Kimberly Costa gave Bend Me, Shape Me 4-stars and some high praise. Here are the highlights of her review, but I encourage you to click through to read the whole review and followup comments.
I am delighted I agreed to read and review this novel. Borys offers fascinating characters, a look at inner city homeless children and combines it with a suspenseful mystery that kept me flipping the pages. This is the second book in the Street Stories series but each work is a standalone. Three word review: suspenseful, enlightening and well done.
Snow is a powerful character who has been apart of too much darkness for a girl of eighteen. She is street wise and has spent her youth protecting her brother Alley and drowning her sorrow in pills. Snow and Alley are half Native American and left the Washington Yakama Reservation with her mother and father. Their life went downhill from there. Orphaned they have become wards of the state and both show signs of mental illness. Snow is strong, brave, troubled and incredibly fierce. Watching her open up and trust was profound. Jo Sullivan is a reporter plagued by the conditions of the homeless children on the streets. When Blitz dies she begins researching and eventually meets Snow. I liked Jo; she cares and takes an active role in bettering her community. She can be fearless and I enjoyed watching her work to find the truth. Jack works at the center and while we didn’t have a lot of interaction with him, I enjoyed those we did. Dr. Mordechai Levinson is someone you will love to hate and I found him to be pompous and manipulative. We meet other characters who help round out the tale including the Ramirez’s uncle.
Borys spun a fascinating and suspenseful tale all while weaving in the lingo and life of homeless children in the intercity. She cleverly wove in government experiments and repressed memories keeping me on edge. The tale has darker sides with drugs, and implied sex. The novel is well researched and shows in the characters creating a realistic feel. There were one or two characters and scenes I felt could have been eliminated for a tighter tale. The pace slowly built towards the climatic conclusion keeping me engaged. Borys did an excellent job of bringing all of the threads together.
Bend Me, Shape Me is the second novel in the Street Stories Suspense series and my experience with Borys work. Fans of realistic suspense and unique characters will appreciate this tale.
via Review: Bend Me, Shape Me by Debra R. Borys – Caffeinated Book Reviewer | Caffeinated Book Reviewer.

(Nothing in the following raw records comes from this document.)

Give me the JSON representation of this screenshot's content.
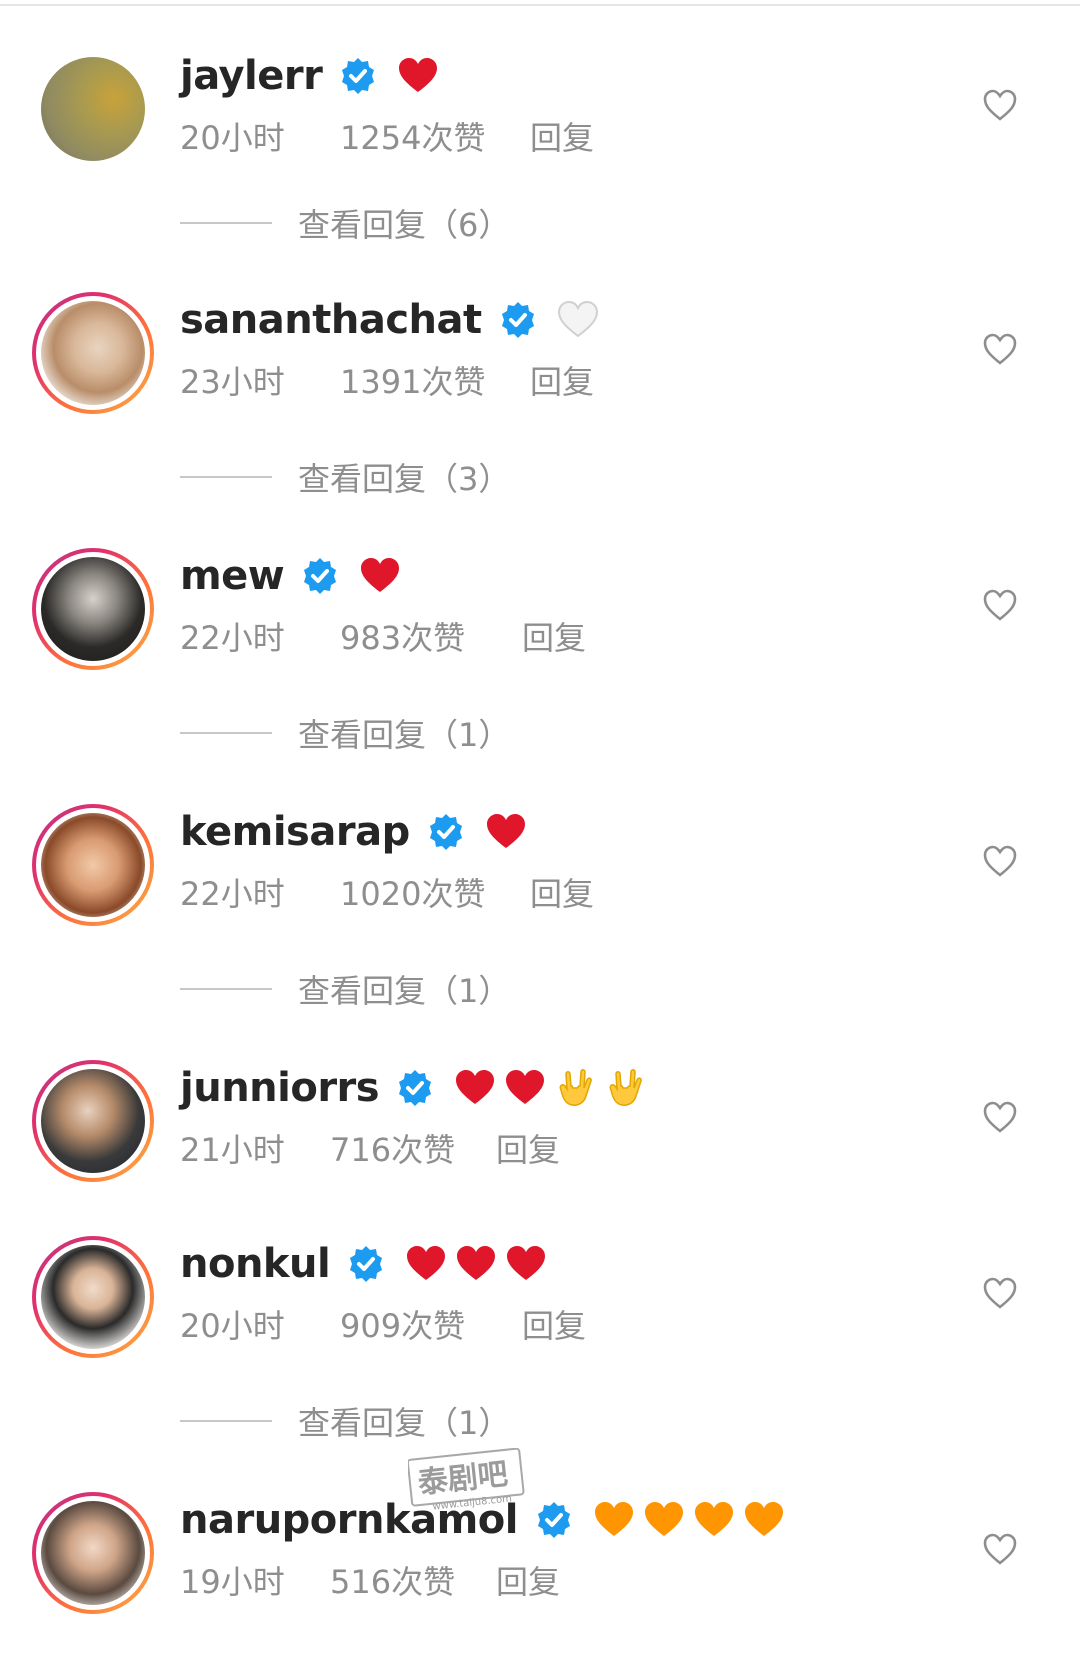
{
  "comments": [
    {
      "username": "jaylerr",
      "emojis": [
        "red-heart"
      ],
      "time": "20小时",
      "likes": "1254次赞",
      "reply": "回复",
      "view_replies": "查看回复（6）",
      "avatar_ring": false
    },
    {
      "username": "sananthachat",
      "emojis": [
        "white-heart"
      ],
      "time": "23小时",
      "likes": "1391次赞",
      "reply": "回复",
      "view_replies": "查看回复（3）",
      "avatar_ring": true
    },
    {
      "username": "mew",
      "emojis": [
        "red-heart"
      ],
      "time": "22小时",
      "likes": "983次赞",
      "reply": "回复",
      "view_replies": "查看回复（1）",
      "avatar_ring": true
    },
    {
      "username": "kemisarap",
      "emojis": [
        "red-heart"
      ],
      "time": "22小时",
      "likes": "1020次赞",
      "reply": "回复",
      "view_replies": "查看回复（1）",
      "avatar_ring": true
    },
    {
      "username": "junniorrs",
      "emojis": [
        "red-heart",
        "red-heart",
        "love-you-gesture",
        "love-you-gesture"
      ],
      "time": "21小时",
      "likes": "716次赞",
      "reply": "回复",
      "view_replies": "",
      "avatar_ring": true
    },
    {
      "username": "nonkul",
      "emojis": [
        "red-heart",
        "red-heart",
        "red-heart"
      ],
      "time": "20小时",
      "likes": "909次赞",
      "reply": "回复",
      "view_replies": "查看回复（1）",
      "avatar_ring": true
    },
    {
      "username": "narupornkamol",
      "emojis": [
        "orange-heart",
        "orange-heart",
        "orange-heart",
        "orange-heart"
      ],
      "time": "19小时",
      "likes": "516次赞",
      "reply": "回复",
      "view_replies": "",
      "avatar_ring": true
    }
  ],
  "watermark": {
    "brand": "泰剧吧",
    "url": "www.taiju8.com"
  },
  "colors": {
    "username": "#262626",
    "meta": "#8e8e8e",
    "verified": "#1d9bf0",
    "red_heart": "#e0162b",
    "orange_heart": "#ff9500",
    "divider": "#c7c7c7"
  }
}
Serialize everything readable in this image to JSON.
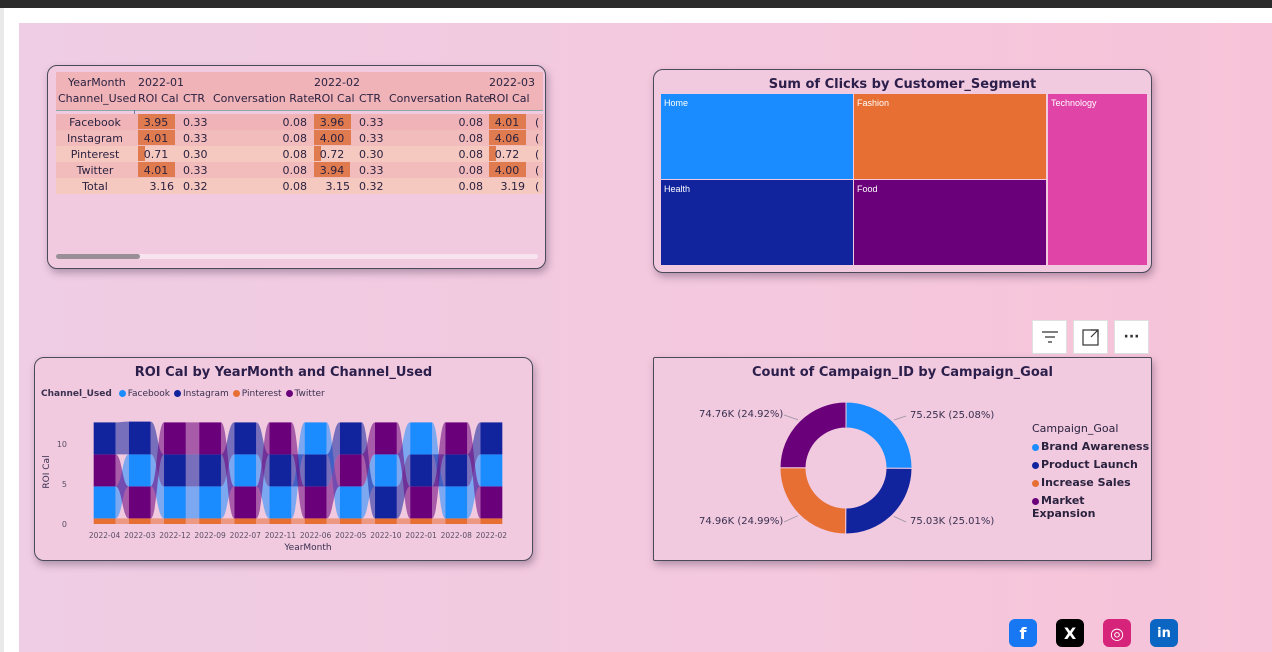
{
  "matrix": {
    "row_header_top": "YearMonth",
    "row_header": "Channel_Used",
    "periods": [
      "2022-01",
      "2022-02",
      "2022-03"
    ],
    "columns": [
      "ROI Cal",
      "CTR",
      "Conversation Rate"
    ],
    "rows": [
      {
        "channel": "Facebook",
        "p1": [
          "3.95",
          "0.33",
          "0.08"
        ],
        "p2": [
          "3.96",
          "0.33",
          "0.08"
        ],
        "p3": [
          "4.01"
        ],
        "bars": [
          0.99,
          0.99,
          1.0
        ]
      },
      {
        "channel": "Instagram",
        "p1": [
          "4.01",
          "0.33",
          "0.08"
        ],
        "p2": [
          "4.00",
          "0.33",
          "0.08"
        ],
        "p3": [
          "4.06"
        ],
        "bars": [
          1.0,
          1.0,
          1.0
        ]
      },
      {
        "channel": "Pinterest",
        "p1": [
          "0.71",
          "0.30",
          "0.08"
        ],
        "p2": [
          "0.72",
          "0.30",
          "0.08"
        ],
        "p3": [
          "0.72"
        ],
        "bars": [
          0.18,
          0.18,
          0.18
        ]
      },
      {
        "channel": "Twitter",
        "p1": [
          "4.01",
          "0.33",
          "0.08"
        ],
        "p2": [
          "3.94",
          "0.33",
          "0.08"
        ],
        "p3": [
          "4.00"
        ],
        "bars": [
          1.0,
          0.98,
          1.0
        ]
      }
    ],
    "total": {
      "channel": "Total",
      "p1": [
        "3.16",
        "0.32",
        "0.08"
      ],
      "p2": [
        "3.15",
        "0.32",
        "0.08"
      ],
      "p3": [
        "3.19"
      ]
    }
  },
  "treemap": {
    "title": "Sum of Clicks by Customer_Segment",
    "tiles": [
      {
        "label": "Home",
        "color": "#1a8cff"
      },
      {
        "label": "Fashion",
        "color": "#e86f34"
      },
      {
        "label": "Technology",
        "color": "#e044a7"
      },
      {
        "label": "Health",
        "color": "#12239e"
      },
      {
        "label": "Food",
        "color": "#6b007b"
      }
    ]
  },
  "ribbon": {
    "title": "ROI Cal by YearMonth and Channel_Used",
    "legend_title": "Channel_Used",
    "legend": [
      {
        "name": "Facebook",
        "color": "#1a8cff"
      },
      {
        "name": "Instagram",
        "color": "#12239e"
      },
      {
        "name": "Pinterest",
        "color": "#e86f34"
      },
      {
        "name": "Twitter",
        "color": "#6b007b"
      }
    ],
    "ylabel": "ROI Cal",
    "xlabel": "YearMonth",
    "yticks": [
      "10",
      "5",
      "0"
    ]
  },
  "chart_data": [
    {
      "type": "bar",
      "title": "ROI Cal by YearMonth and Channel_Used",
      "stacked": true,
      "xlabel": "YearMonth",
      "ylabel": "ROI Cal",
      "ylim": [
        0,
        13
      ],
      "legend": "top-left",
      "categories": [
        "2022-04",
        "2022-03",
        "2022-12",
        "2022-09",
        "2022-07",
        "2022-11",
        "2022-06",
        "2022-05",
        "2022-10",
        "2022-01",
        "2022-08",
        "2022-02"
      ],
      "series": [
        {
          "name": "Pinterest",
          "values": [
            0.7,
            0.7,
            0.7,
            0.7,
            0.7,
            0.7,
            0.7,
            0.7,
            0.7,
            0.7,
            0.7,
            0.7
          ]
        },
        {
          "name": "Facebook",
          "values": [
            4.0,
            4.0,
            4.0,
            4.0,
            4.0,
            4.0,
            4.0,
            4.0,
            4.0,
            4.0,
            4.0,
            4.0
          ]
        },
        {
          "name": "Instagram",
          "values": [
            4.0,
            4.1,
            4.0,
            4.0,
            4.0,
            4.0,
            4.0,
            4.0,
            4.0,
            4.0,
            4.0,
            4.0
          ]
        },
        {
          "name": "Twitter",
          "values": [
            4.0,
            4.0,
            4.0,
            4.0,
            4.0,
            4.0,
            4.0,
            4.0,
            4.0,
            4.0,
            4.0,
            4.0
          ]
        }
      ]
    },
    {
      "type": "pie",
      "title": "Count of Campaign_ID by Campaign_Goal",
      "legend": "right",
      "categories": [
        "Brand Awareness",
        "Product Launch",
        "Increase Sales",
        "Market Expansion"
      ],
      "values": [
        75250,
        75030,
        74960,
        74760
      ],
      "labels": [
        "75.25K (25.08%)",
        "75.03K (25.01%)",
        "74.96K (24.99%)",
        "74.76K (24.92%)"
      ],
      "colors": [
        "#1a8cff",
        "#12239e",
        "#e86f34",
        "#6b007b"
      ]
    }
  ],
  "donut": {
    "title": "Count of Campaign_ID by Campaign_Goal",
    "legend_title": "Campaign_Goal"
  },
  "toolbar": {
    "icons": [
      "filter-icon",
      "focus-mode-icon",
      "more-options-icon"
    ],
    "more": "···"
  },
  "social": [
    {
      "name": "facebook",
      "glyph": "f",
      "color": "#1877f2"
    },
    {
      "name": "x",
      "glyph": "X",
      "color": "#000000"
    },
    {
      "name": "instagram",
      "glyph": "◎",
      "color": "#d6247a"
    },
    {
      "name": "linkedin",
      "glyph": "in",
      "color": "#0a66c2"
    }
  ]
}
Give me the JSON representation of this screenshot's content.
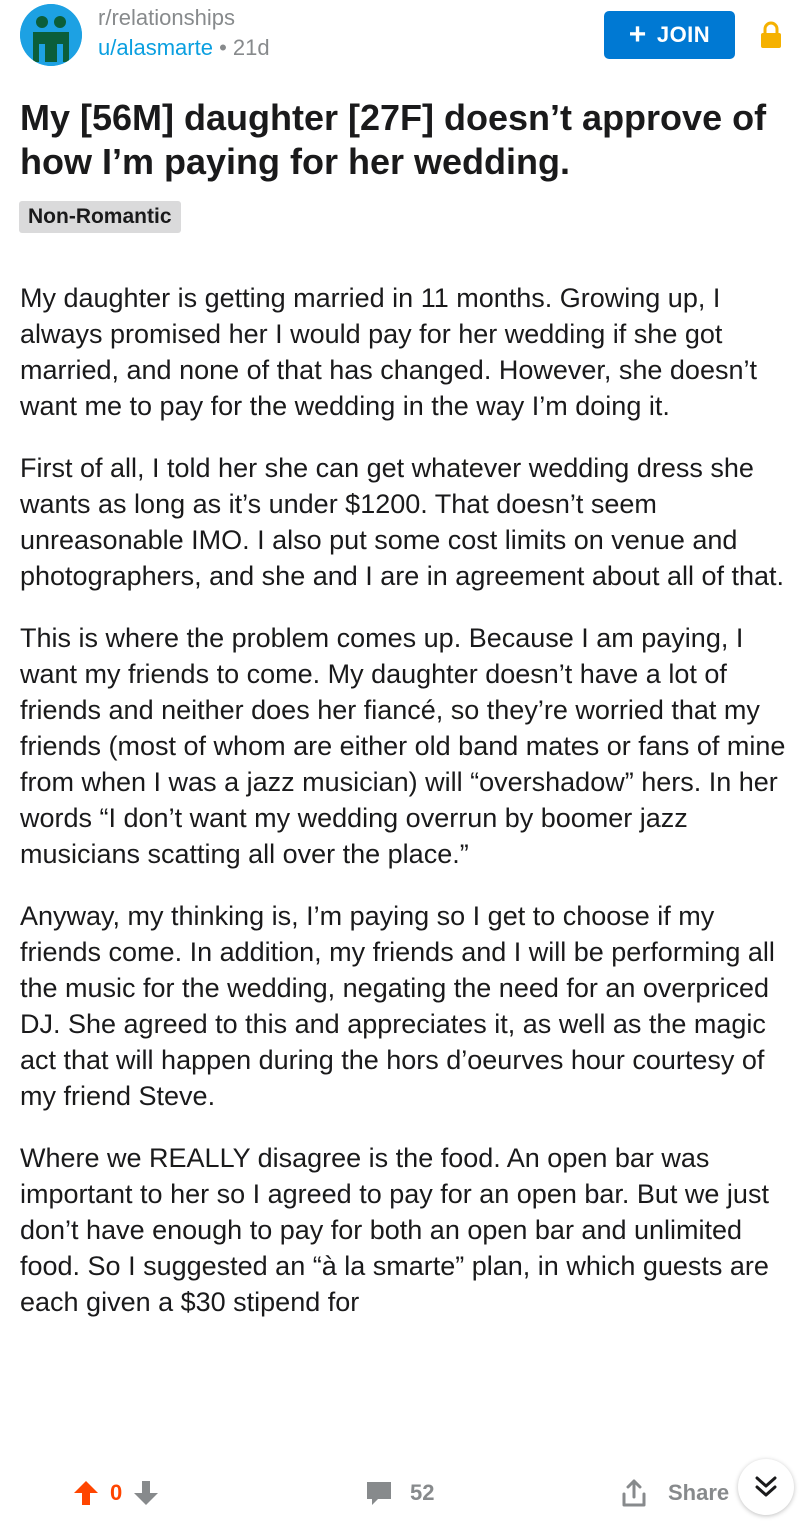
{
  "post": {
    "subreddit": "r/relationships",
    "author": "u/alasmarte",
    "age": "21d",
    "separator": "•",
    "title": "My [56M] daughter [27F] doesn’t approve of how I’m paying for her wedding.",
    "flair": "Non-Romantic",
    "body": [
      "My daughter is getting married in 11 months.  Growing up, I always promised her I would pay for her wedding if she got married, and none of that has changed. However, she doesn’t want me to pay for the wedding in the way I’m doing it.",
      "First of all, I told her she can get whatever wedding dress she wants as long as it’s under $1200. That doesn’t seem unreasonable IMO. I also put some cost limits on venue and photographers, and she and I are in agreement about all of that.",
      "This is where the problem comes up. Because I am paying, I want my friends to come. My daughter doesn’t have a lot of friends and neither does her fiancé, so they’re worried that my friends (most of whom are either old band mates or fans of mine from when I was a jazz musician) will “overshadow” hers. In her words “I don’t want my wedding overrun by boomer jazz musicians scatting all over the place.”",
      "Anyway, my thinking is, I’m paying so I get to choose if my friends come. In addition, my friends and I will be performing all the music for the wedding, negating the need for an overpriced DJ. She agreed to this and appreciates it, as well as the magic act that will happen during the hors d’oeurves hour courtesy of my friend Steve.",
      "Where we REALLY disagree is the food. An open bar was important to her so I agreed to pay for an open bar. But we just don’t have enough to pay for both an open bar and unlimited food. So I suggested an “à la smarte” plan, in which guests are each given a $30 stipend for"
    ]
  },
  "header": {
    "join_label": "JOIN"
  },
  "footer": {
    "score": "0",
    "comments": "52",
    "share_label": "Share"
  },
  "colors": {
    "upvote": "#ff4500",
    "join": "#0079d3",
    "lock": "#f5b100",
    "avatar": "#1da1e3"
  }
}
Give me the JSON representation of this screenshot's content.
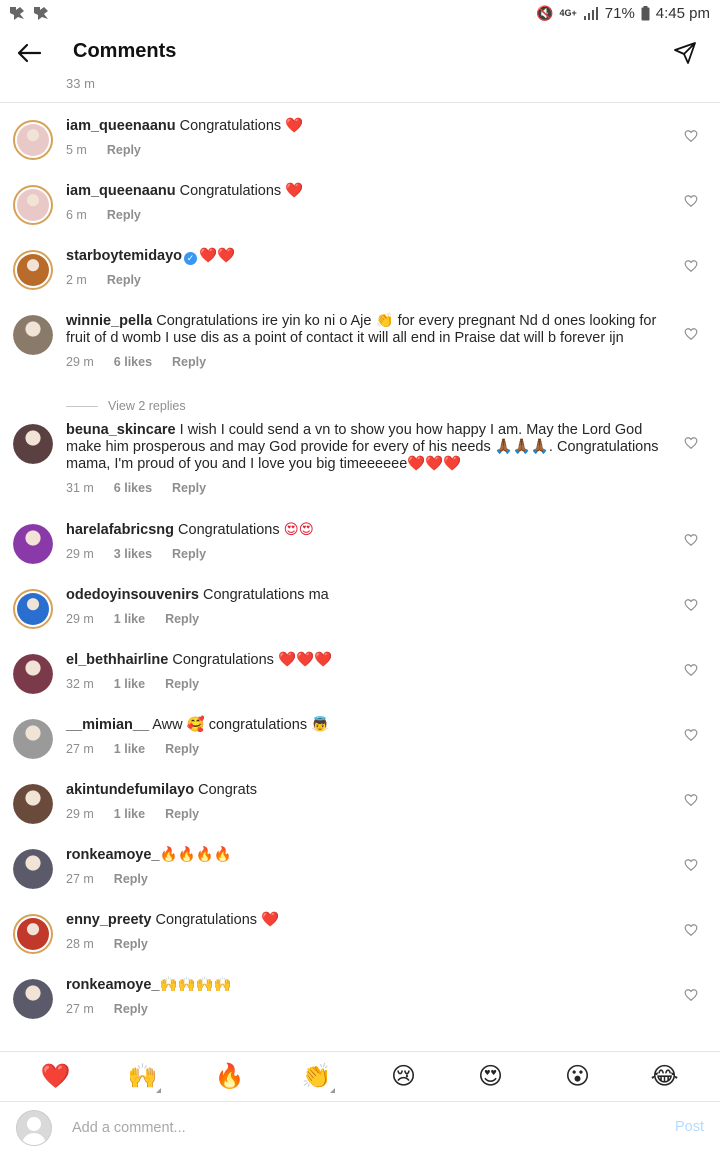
{
  "status_bar": {
    "left_icons": [
      "app-icon",
      "app-icon"
    ],
    "network": "4G+",
    "battery": "71%",
    "time": "4:45 pm"
  },
  "header": {
    "title": "Comments"
  },
  "previous_timestamp": "33 m",
  "comments": [
    {
      "user": "iam_queenaanu",
      "text": "Congratulations",
      "emoji": "❤️",
      "time": "5 m",
      "likes": "",
      "reply": "Reply",
      "verified": false,
      "avatar_color": "#e9c8c8",
      "ring": true
    },
    {
      "user": "iam_queenaanu",
      "text": "Congratulations",
      "emoji": "❤️",
      "time": "6 m",
      "likes": "",
      "reply": "Reply",
      "verified": false,
      "avatar_color": "#e9c8c8",
      "ring": true
    },
    {
      "user": "starboytemidayo",
      "text": "",
      "emoji": "❤️❤️",
      "time": "2 m",
      "likes": "",
      "reply": "Reply",
      "verified": true,
      "avatar_color": "#b86b2a",
      "ring": true
    },
    {
      "user": "winnie_pella",
      "text": "Congratulations ire yin ko ni o Aje 👏 for every pregnant Nd d ones looking for fruit of d womb I use dis as a point of contact it will all end in Praise dat will b forever ijn",
      "emoji": "",
      "time": "29 m",
      "likes": "6 likes",
      "reply": "Reply",
      "verified": false,
      "avatar_color": "#8a7a6a",
      "ring": false
    },
    {
      "user": "beuna_skincare",
      "text": "I wish I could send a vn to show you how happy I am.  May the Lord God make him prosperous and may God provide for every of his needs 🙏🏾🙏🏾🙏🏾. Congratulations mama, I'm proud of you and I love you big timeeeeee",
      "emoji": "❤️❤️❤️",
      "time": "31 m",
      "likes": "6 likes",
      "reply": "Reply",
      "verified": false,
      "avatar_color": "#5a4040",
      "ring": false
    },
    {
      "user": "harelafabricsng",
      "text": "Congratulations",
      "emoji": "😍😍",
      "time": "29 m",
      "likes": "3 likes",
      "reply": "Reply",
      "verified": false,
      "avatar_color": "#8a3aa8",
      "ring": false
    },
    {
      "user": "odedoyinsouvenirs",
      "text": "Congratulations ma",
      "emoji": "",
      "time": "29 m",
      "likes": "1 like",
      "reply": "Reply",
      "verified": false,
      "avatar_color": "#2a6fcf",
      "ring": true
    },
    {
      "user": "el_bethhairline",
      "text": "Congratulations",
      "emoji": "❤️❤️❤️",
      "time": "32 m",
      "likes": "1 like",
      "reply": "Reply",
      "verified": false,
      "avatar_color": "#7a3a4a",
      "ring": false
    },
    {
      "user": "__mimian__",
      "text": "Aww 🥰 congratulations",
      "emoji": "👼",
      "time": "27 m",
      "likes": "1 like",
      "reply": "Reply",
      "verified": false,
      "avatar_color": "#9a9a9a",
      "ring": false
    },
    {
      "user": "akintundefumilayo",
      "text": "Congrats",
      "emoji": "",
      "time": "29 m",
      "likes": "1 like",
      "reply": "Reply",
      "verified": false,
      "avatar_color": "#6a4a3a",
      "ring": false
    },
    {
      "user": "ronkeamoye_",
      "text": "",
      "emoji": "🔥🔥🔥🔥",
      "time": "27 m",
      "likes": "",
      "reply": "Reply",
      "verified": false,
      "avatar_color": "#5a5a6a",
      "ring": false
    },
    {
      "user": "enny_preety",
      "text": "Congratulations",
      "emoji": "❤️",
      "time": "28 m",
      "likes": "",
      "reply": "Reply",
      "verified": false,
      "avatar_color": "#c0392b",
      "ring": true
    },
    {
      "user": "ronkeamoye_",
      "text": "",
      "emoji": "🙌🙌🙌🙌",
      "time": "27 m",
      "likes": "",
      "reply": "Reply",
      "verified": false,
      "avatar_color": "#5a5a6a",
      "ring": false
    }
  ],
  "view_replies": "View 2 replies",
  "emoji_bar": [
    "❤️",
    "🙌",
    "🔥",
    "👏",
    "😢",
    "😍",
    "😮",
    "😂"
  ],
  "add_comment": {
    "placeholder": "Add a comment...",
    "post_label": "Post"
  },
  "colors": {
    "heart_red": "#e0243a",
    "muted_text": "#8e8e8e",
    "post_disabled": "#b3dbff"
  }
}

Darian Wilk continues to love my Street Stories suspense series. Here’s her review of Bend Me, Shape Me. She is also offering a contest to give away a print and e-copy of the book. Follow the link to enter.
This is the second book in the Street Stories series by Debra Borys, the first, Painted Black, I also had the privilege of reviewing.
The focus again is on the lives of young homeless kids living on the streets. Kids, especially those trapped in this type of life, should be able to trust those in positions to help them – like psychiatrists. But something feels all too wrong. Snow’s roommate commits suicide. Again Jo Sullivan is the one who steps up to help those without a voice. True to Borys style you get a very surreal feeling of what life on the streets is really like. It’s gritty, dirty, frightening, and cold. She portrays this life effortlessly, and before long you’re pulled into this harsh life these kids live.
The plot moves along at a good pace throughout the story, slowing and spiking at just the right points, and the characters are fleshed out so well that you immediately feel a connection to them – even if you’ve never lived the same kind of life.
There are many books that try to delve into the darker areas of life on the streets, yet at best can only come across as somewhat believable; Borys is quite the master at not only creating believable environments, but thrilling tales. Again, I would recommend Borys work to anyone who is a fan of the suspense genre, or anyone brave enough to take a real look at life of homeless kids. But buck lovelies, it opens your eyes to all the ugly you try to pretend don’t exist.
I would definitely recommend this book, and series. Be sure to add it to your Goodreads list!
via Book Review: Bend Me, Shape Me by Debra Borys – Darian Wilk.